*Description of the task*. Output the records exactly as they appear, with no pictures included.

*Supplied records*.
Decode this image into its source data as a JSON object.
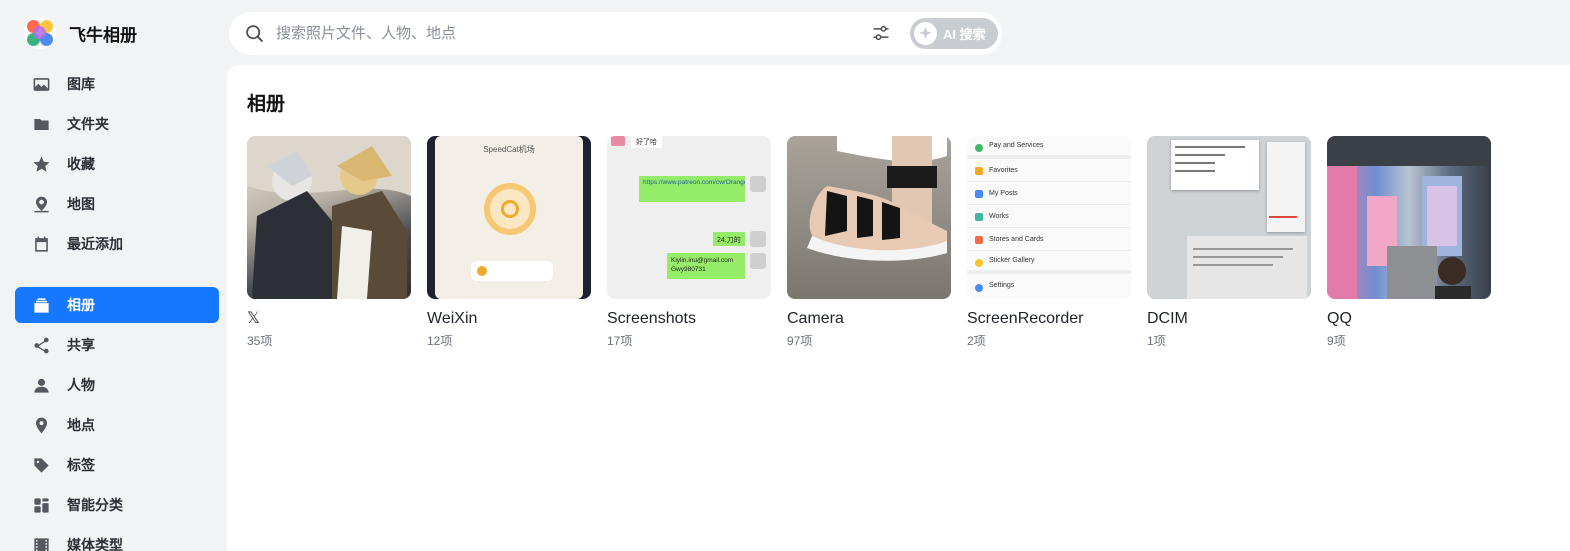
{
  "app": {
    "name": "飞牛相册"
  },
  "search": {
    "placeholder": "搜索照片文件、人物、地点",
    "ai_label": "AI 搜索"
  },
  "sidebar": {
    "group1": [
      {
        "label": "图库",
        "icon": "image-icon"
      },
      {
        "label": "文件夹",
        "icon": "folder-icon"
      },
      {
        "label": "收藏",
        "icon": "star-icon"
      },
      {
        "label": "地图",
        "icon": "map-pin-icon"
      },
      {
        "label": "最近添加",
        "icon": "calendar-icon"
      }
    ],
    "group2": [
      {
        "label": "相册",
        "icon": "album-icon",
        "active": true
      },
      {
        "label": "共享",
        "icon": "share-icon"
      },
      {
        "label": "人物",
        "icon": "person-icon"
      },
      {
        "label": "地点",
        "icon": "location-icon"
      },
      {
        "label": "标签",
        "icon": "tag-icon"
      },
      {
        "label": "智能分类",
        "icon": "grid-icon"
      },
      {
        "label": "媒体类型",
        "icon": "film-icon"
      }
    ]
  },
  "main": {
    "title": "相册",
    "albums": [
      {
        "name": "𝕏",
        "count": "35项",
        "thumb": "anime-illustration"
      },
      {
        "name": "WeiXin",
        "count": "12项",
        "thumb": "phone-screen"
      },
      {
        "name": "Screenshots",
        "count": "17项",
        "thumb": "chat-screenshot"
      },
      {
        "name": "Camera",
        "count": "97项",
        "thumb": "sandal-photo"
      },
      {
        "name": "ScreenRecorder",
        "count": "2项",
        "thumb": "settings-list"
      },
      {
        "name": "DCIM",
        "count": "1项",
        "thumb": "menu-screenshot"
      },
      {
        "name": "QQ",
        "count": "9项",
        "thumb": "mall-photo"
      }
    ]
  },
  "thumbs": {
    "weixin_title": "SpeedCat机场",
    "chat": {
      "top": "好了哈",
      "link": "https://www.patreon.com/cw/OrangeIceCreamAI",
      "amount": "24.刀的",
      "email": "Kiylin.inu@gmail.com Gwy980731"
    },
    "rec_items": [
      "Pay and Services",
      "Favorites",
      "My Posts",
      "Works",
      "Stores and Cards",
      "Sticker Gallery",
      "Settings"
    ]
  },
  "colors": {
    "accent": "#1677ff",
    "sidebar_bg": "#f2f3f5",
    "main_bg": "#ffffff"
  }
}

*Solution to this task*.
Decode this image into its source data as a JSON object.
{
  "app": {
    "name": "飞牛相册"
  },
  "search": {
    "placeholder": "搜索照片文件、人物、地点",
    "ai_label": "AI 搜索"
  },
  "sidebar": {
    "group1": [
      {
        "label": "图库",
        "icon": "image-icon"
      },
      {
        "label": "文件夹",
        "icon": "folder-icon"
      },
      {
        "label": "收藏",
        "icon": "star-icon"
      },
      {
        "label": "地图",
        "icon": "map-pin-icon"
      },
      {
        "label": "最近添加",
        "icon": "calendar-icon"
      }
    ],
    "group2": [
      {
        "label": "相册",
        "icon": "album-icon",
        "active": true
      },
      {
        "label": "共享",
        "icon": "share-icon"
      },
      {
        "label": "人物",
        "icon": "person-icon"
      },
      {
        "label": "地点",
        "icon": "location-icon"
      },
      {
        "label": "标签",
        "icon": "tag-icon"
      },
      {
        "label": "智能分类",
        "icon": "grid-icon"
      },
      {
        "label": "媒体类型",
        "icon": "film-icon"
      }
    ]
  },
  "main": {
    "title": "相册",
    "albums": [
      {
        "name": "𝕏",
        "count": "35项",
        "thumb": "anime-illustration"
      },
      {
        "name": "WeiXin",
        "count": "12项",
        "thumb": "phone-screen"
      },
      {
        "name": "Screenshots",
        "count": "17项",
        "thumb": "chat-screenshot"
      },
      {
        "name": "Camera",
        "count": "97项",
        "thumb": "sandal-photo"
      },
      {
        "name": "ScreenRecorder",
        "count": "2项",
        "thumb": "settings-list"
      },
      {
        "name": "DCIM",
        "count": "1项",
        "thumb": "menu-screenshot"
      },
      {
        "name": "QQ",
        "count": "9项",
        "thumb": "mall-photo"
      }
    ]
  },
  "thumbs": {
    "weixin_title": "SpeedCat机场",
    "chat": {
      "top": "好了哈",
      "link": "https://www.patreon.com/cw/OrangeIceCreamAI",
      "amount": "24.刀的",
      "email": "Kiylin.inu@gmail.com Gwy980731"
    },
    "rec_items": [
      "Pay and Services",
      "Favorites",
      "My Posts",
      "Works",
      "Stores and Cards",
      "Sticker Gallery",
      "Settings"
    ]
  },
  "colors": {
    "accent": "#1677ff",
    "sidebar_bg": "#f2f3f5",
    "main_bg": "#ffffff"
  }
}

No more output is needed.